**Action item**. Copy all lines containing the string "heic" from the records below.

______

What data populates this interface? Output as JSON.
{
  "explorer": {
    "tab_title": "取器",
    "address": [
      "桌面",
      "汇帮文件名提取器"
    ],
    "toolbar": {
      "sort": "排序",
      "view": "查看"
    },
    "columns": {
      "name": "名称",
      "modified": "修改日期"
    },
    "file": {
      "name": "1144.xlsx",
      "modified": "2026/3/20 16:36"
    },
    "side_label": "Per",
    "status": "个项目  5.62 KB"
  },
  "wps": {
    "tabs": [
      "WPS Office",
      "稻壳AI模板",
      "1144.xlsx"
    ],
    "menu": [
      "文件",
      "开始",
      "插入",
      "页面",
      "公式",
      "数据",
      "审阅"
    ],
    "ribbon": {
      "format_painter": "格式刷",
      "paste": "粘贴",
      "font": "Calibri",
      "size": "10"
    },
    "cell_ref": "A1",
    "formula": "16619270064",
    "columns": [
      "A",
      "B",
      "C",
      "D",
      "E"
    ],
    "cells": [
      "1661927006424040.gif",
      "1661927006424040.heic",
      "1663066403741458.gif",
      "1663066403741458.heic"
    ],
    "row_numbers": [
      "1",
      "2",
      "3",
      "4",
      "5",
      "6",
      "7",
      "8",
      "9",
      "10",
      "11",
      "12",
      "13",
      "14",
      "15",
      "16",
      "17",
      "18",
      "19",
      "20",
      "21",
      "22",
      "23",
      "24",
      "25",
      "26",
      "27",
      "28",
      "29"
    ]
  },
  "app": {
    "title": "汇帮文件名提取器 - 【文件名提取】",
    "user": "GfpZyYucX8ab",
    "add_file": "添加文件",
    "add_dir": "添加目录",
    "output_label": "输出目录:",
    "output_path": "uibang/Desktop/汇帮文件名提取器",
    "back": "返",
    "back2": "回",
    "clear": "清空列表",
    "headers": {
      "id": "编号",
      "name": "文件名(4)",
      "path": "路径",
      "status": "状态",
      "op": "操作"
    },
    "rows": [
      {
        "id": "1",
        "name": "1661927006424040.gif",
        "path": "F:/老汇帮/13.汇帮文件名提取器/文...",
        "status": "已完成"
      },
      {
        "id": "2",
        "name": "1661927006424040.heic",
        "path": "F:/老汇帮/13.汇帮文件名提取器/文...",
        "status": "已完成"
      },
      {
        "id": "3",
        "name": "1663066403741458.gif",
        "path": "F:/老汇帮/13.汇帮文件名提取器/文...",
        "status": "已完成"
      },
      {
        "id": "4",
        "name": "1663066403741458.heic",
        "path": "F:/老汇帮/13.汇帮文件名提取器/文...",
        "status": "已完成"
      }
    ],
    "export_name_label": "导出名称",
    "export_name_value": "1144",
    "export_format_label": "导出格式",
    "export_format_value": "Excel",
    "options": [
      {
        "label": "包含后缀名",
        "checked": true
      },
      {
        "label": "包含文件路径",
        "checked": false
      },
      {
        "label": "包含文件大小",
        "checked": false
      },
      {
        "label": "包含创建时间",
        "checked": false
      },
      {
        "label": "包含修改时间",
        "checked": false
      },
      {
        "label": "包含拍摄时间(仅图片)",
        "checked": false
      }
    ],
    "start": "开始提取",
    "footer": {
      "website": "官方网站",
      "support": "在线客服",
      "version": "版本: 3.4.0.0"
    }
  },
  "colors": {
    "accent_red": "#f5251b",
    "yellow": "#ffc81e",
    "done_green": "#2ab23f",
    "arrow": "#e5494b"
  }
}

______

**Expected output**.
      "1661927006424040.heic",
      "1663066403741458.heic"
        "name": "1661927006424040.heic",
        "name": "1663066403741458.heic",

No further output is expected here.